They agreed to nominate focal persons to enhance mutual cooperation and discuss issues concerning connectivity and logistics in Central and South Asia. For regional integration and Eurasian connectivity, the two sides came to an agreement to share information about developing and improving rail and road infrastructure.
The development is seen as significant given the fact that former Prime Minister Imran Khan claimed that one of the reasons that his government was ousted was because he wanted to import oil from Russia at discounted rates. The PDM government, however, emphasized that there was no documentary evidence to suggest that any such deal was in the offing.
However, the coalition government led by Prime Minister Shehbaz Sharif pursued the option of importing oil from Russia.

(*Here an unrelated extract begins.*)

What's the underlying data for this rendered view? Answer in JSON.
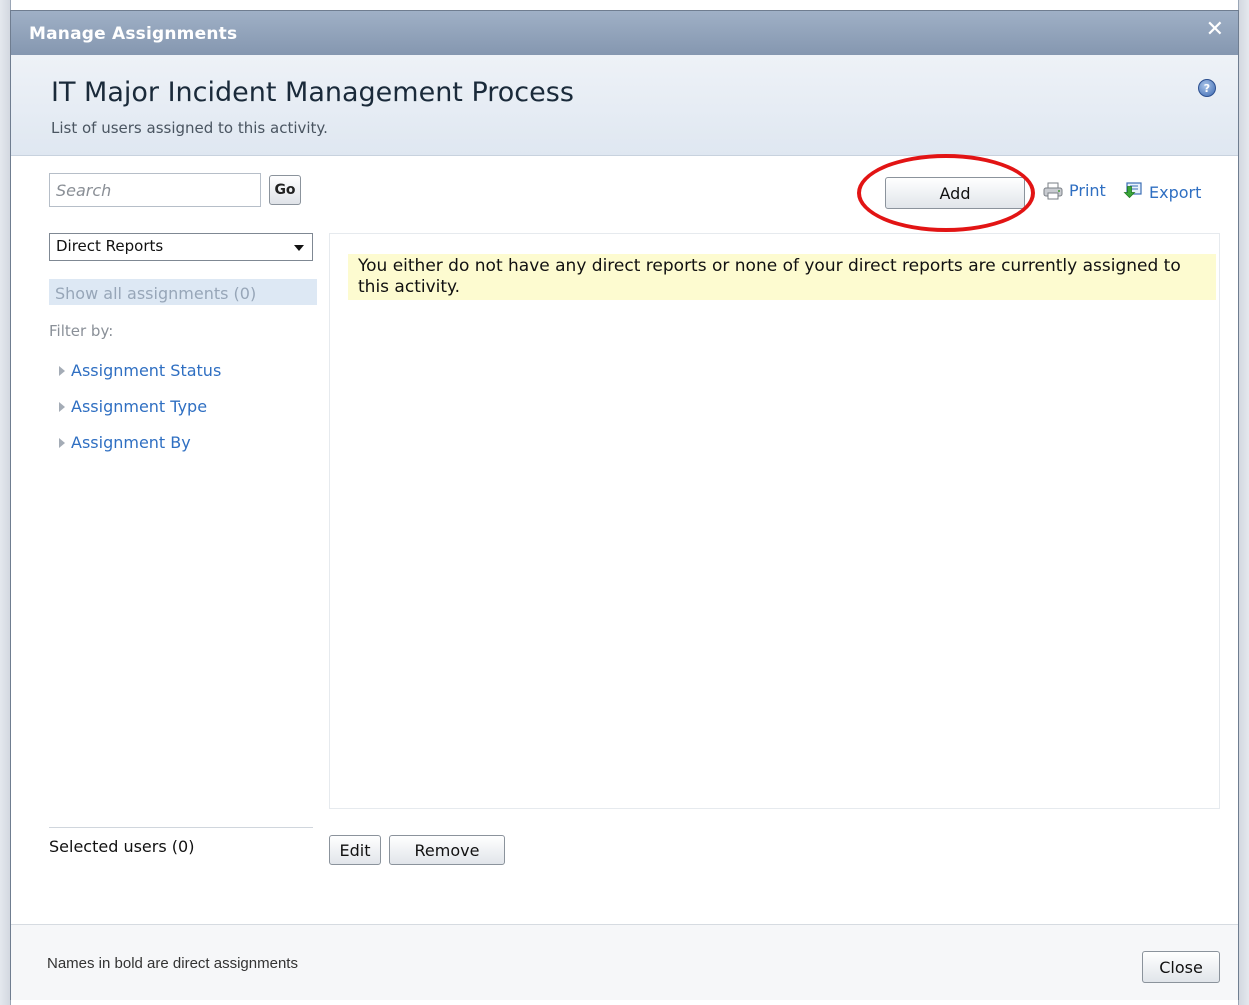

The process went ahead after Finance Minister Ishaq Dar had said that the US had no objection to Pakistan importing the oil from Moscow.
(WITH INPUT FROM AGENCIES)